→ **Exercise description**
In the entries that follow, find the word "check" and report each line it is on.

→ **Source data**
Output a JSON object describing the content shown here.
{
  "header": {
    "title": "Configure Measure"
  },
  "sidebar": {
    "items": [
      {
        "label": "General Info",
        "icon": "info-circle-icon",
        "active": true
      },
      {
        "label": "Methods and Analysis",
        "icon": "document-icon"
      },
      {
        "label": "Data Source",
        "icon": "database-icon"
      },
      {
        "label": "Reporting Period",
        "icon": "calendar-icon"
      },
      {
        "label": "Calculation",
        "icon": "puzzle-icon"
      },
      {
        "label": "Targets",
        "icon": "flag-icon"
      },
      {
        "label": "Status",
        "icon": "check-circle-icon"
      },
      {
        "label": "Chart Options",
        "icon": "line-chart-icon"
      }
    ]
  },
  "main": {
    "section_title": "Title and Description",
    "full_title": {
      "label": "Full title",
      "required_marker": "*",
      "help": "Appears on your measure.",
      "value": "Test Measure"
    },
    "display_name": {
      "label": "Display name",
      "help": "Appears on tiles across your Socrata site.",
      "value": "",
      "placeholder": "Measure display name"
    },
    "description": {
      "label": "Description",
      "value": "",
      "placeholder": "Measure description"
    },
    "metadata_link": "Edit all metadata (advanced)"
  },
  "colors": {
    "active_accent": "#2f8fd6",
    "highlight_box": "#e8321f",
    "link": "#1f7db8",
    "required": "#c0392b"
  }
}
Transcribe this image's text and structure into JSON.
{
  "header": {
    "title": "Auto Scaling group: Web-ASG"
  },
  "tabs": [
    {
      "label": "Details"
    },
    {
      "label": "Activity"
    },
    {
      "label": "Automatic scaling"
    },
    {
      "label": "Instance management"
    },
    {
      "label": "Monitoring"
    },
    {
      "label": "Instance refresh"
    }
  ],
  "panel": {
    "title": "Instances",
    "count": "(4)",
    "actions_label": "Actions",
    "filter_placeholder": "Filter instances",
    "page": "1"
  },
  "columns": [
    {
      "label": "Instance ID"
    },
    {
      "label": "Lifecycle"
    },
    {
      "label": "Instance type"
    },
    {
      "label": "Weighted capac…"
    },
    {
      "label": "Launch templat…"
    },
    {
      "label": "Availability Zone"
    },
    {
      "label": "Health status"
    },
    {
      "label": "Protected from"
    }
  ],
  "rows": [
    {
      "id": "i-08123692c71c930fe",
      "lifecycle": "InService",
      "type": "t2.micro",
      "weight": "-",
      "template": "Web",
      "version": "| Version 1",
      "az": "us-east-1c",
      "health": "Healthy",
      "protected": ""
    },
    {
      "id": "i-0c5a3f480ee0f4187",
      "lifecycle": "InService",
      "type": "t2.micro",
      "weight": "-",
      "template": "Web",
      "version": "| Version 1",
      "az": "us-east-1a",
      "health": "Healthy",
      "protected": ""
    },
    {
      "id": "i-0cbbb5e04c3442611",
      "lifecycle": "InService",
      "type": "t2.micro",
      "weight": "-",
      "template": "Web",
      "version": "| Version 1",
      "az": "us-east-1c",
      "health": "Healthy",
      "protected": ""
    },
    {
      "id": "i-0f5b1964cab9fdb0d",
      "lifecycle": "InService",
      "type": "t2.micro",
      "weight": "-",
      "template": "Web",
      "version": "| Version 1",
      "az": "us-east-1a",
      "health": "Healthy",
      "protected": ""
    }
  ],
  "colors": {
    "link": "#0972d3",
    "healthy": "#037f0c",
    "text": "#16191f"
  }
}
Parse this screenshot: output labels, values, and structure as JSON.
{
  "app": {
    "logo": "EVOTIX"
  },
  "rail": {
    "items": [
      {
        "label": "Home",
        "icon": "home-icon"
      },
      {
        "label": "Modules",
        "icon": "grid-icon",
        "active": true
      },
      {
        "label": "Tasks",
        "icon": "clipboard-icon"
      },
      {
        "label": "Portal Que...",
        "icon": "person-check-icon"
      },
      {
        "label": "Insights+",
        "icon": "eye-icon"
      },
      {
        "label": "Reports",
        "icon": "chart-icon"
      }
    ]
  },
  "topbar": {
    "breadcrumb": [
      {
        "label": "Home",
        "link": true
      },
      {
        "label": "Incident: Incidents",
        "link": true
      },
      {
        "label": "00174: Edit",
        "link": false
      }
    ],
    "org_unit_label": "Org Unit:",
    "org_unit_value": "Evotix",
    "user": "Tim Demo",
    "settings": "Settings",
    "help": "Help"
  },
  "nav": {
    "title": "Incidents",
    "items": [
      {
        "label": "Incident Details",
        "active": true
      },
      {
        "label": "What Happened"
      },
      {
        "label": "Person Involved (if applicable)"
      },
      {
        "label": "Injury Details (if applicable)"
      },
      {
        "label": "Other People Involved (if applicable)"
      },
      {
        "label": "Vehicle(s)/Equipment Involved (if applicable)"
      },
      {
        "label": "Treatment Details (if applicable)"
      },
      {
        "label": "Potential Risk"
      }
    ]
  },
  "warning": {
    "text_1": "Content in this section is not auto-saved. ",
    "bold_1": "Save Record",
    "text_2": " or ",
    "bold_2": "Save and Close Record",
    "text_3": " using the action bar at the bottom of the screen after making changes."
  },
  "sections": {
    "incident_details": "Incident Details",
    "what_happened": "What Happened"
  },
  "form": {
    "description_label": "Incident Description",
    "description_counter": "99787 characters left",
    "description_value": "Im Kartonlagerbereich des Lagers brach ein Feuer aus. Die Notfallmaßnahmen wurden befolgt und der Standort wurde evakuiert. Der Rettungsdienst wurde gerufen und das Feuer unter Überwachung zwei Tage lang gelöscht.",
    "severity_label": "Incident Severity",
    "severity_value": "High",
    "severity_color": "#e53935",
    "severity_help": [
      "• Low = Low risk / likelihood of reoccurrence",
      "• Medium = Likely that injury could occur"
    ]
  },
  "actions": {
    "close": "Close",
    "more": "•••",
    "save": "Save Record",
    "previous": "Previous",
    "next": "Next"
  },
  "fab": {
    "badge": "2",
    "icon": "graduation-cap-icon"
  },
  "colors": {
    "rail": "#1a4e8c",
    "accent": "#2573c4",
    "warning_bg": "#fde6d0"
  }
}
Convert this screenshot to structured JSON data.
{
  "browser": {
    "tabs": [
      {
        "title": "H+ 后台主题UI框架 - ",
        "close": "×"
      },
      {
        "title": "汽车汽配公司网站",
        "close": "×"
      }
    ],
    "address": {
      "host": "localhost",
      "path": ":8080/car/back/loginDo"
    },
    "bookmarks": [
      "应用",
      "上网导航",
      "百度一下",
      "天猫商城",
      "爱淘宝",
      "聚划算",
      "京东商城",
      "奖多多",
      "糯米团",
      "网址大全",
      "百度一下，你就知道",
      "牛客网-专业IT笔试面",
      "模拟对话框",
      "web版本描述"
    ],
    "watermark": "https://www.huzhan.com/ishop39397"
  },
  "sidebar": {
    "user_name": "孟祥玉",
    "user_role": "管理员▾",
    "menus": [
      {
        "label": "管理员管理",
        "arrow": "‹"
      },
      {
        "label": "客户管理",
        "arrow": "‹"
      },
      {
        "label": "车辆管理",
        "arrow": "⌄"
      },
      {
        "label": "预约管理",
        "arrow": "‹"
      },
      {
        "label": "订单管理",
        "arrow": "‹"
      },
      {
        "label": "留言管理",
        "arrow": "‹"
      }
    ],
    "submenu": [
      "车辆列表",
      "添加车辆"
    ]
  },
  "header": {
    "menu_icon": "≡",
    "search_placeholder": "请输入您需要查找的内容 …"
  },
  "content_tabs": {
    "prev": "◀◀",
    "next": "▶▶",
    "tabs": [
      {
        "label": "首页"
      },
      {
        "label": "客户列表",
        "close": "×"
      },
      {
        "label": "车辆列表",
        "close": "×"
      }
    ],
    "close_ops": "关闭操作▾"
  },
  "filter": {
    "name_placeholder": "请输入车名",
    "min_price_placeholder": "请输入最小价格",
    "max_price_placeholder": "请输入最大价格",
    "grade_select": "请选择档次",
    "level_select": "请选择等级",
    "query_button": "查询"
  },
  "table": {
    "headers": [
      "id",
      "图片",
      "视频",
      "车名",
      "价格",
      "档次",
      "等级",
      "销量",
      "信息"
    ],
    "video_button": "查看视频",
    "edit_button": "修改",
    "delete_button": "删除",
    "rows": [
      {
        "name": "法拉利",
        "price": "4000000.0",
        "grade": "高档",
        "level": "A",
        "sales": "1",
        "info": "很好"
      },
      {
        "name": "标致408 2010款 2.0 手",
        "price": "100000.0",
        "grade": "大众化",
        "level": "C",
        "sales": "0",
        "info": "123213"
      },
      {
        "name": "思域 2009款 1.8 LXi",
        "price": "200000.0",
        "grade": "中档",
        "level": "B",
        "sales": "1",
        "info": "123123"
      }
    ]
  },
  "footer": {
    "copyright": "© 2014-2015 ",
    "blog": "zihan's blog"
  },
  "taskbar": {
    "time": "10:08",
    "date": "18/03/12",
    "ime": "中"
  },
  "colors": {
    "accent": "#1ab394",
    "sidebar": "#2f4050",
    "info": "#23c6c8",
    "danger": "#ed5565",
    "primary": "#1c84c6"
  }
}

→ **Expected output**
        "icon": "check-circle-icon"
        "icon": "person-check-icon"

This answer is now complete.